*Task to carry out*
Show the lines below that contain the string "Human".

Records for the task Start Marker

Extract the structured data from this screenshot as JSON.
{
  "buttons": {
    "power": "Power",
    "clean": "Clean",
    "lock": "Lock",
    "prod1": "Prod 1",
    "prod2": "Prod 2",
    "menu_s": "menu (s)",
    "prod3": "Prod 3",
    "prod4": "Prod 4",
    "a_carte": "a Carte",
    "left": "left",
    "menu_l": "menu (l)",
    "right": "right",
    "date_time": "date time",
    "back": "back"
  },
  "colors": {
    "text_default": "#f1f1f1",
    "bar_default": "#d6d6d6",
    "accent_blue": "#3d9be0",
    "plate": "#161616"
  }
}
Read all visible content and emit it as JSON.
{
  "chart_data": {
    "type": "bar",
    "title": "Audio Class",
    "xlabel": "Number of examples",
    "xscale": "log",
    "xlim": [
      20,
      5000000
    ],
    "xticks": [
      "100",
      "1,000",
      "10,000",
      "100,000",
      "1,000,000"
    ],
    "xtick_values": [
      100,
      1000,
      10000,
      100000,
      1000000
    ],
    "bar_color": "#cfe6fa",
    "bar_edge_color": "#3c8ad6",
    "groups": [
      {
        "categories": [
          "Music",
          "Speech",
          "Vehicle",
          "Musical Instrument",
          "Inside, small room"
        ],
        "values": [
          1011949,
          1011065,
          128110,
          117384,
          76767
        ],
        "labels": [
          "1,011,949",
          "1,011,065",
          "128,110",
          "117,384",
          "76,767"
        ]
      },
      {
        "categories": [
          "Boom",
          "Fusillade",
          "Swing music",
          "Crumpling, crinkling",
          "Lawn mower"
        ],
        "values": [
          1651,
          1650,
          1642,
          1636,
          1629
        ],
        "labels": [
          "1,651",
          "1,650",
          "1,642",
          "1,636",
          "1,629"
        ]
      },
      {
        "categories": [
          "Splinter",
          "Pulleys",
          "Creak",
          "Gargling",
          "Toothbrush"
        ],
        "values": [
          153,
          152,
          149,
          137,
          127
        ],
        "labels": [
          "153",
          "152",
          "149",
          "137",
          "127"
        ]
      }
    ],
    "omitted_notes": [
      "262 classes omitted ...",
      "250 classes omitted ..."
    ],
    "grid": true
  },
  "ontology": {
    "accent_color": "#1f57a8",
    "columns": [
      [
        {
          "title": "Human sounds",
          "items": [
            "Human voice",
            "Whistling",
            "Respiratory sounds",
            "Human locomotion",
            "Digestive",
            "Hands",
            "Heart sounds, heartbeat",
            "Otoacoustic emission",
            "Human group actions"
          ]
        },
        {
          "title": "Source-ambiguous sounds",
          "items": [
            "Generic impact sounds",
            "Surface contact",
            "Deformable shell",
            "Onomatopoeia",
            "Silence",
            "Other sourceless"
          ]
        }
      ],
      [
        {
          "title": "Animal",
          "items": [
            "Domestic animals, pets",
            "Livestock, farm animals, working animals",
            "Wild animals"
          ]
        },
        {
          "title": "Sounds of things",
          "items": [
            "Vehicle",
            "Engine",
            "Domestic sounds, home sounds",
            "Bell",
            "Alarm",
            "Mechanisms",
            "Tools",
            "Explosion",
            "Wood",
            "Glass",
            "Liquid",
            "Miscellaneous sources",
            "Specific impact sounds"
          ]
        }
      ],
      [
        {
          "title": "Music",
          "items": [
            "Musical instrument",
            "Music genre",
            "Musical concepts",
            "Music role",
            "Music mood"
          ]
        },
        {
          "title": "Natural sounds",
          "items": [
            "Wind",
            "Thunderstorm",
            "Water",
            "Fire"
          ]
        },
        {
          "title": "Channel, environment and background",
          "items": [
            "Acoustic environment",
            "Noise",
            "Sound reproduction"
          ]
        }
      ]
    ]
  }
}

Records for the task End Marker

*Answer space*
          "title": "Human sounds",
            "Human voice",
            "Human locomotion",
            "Human group actions"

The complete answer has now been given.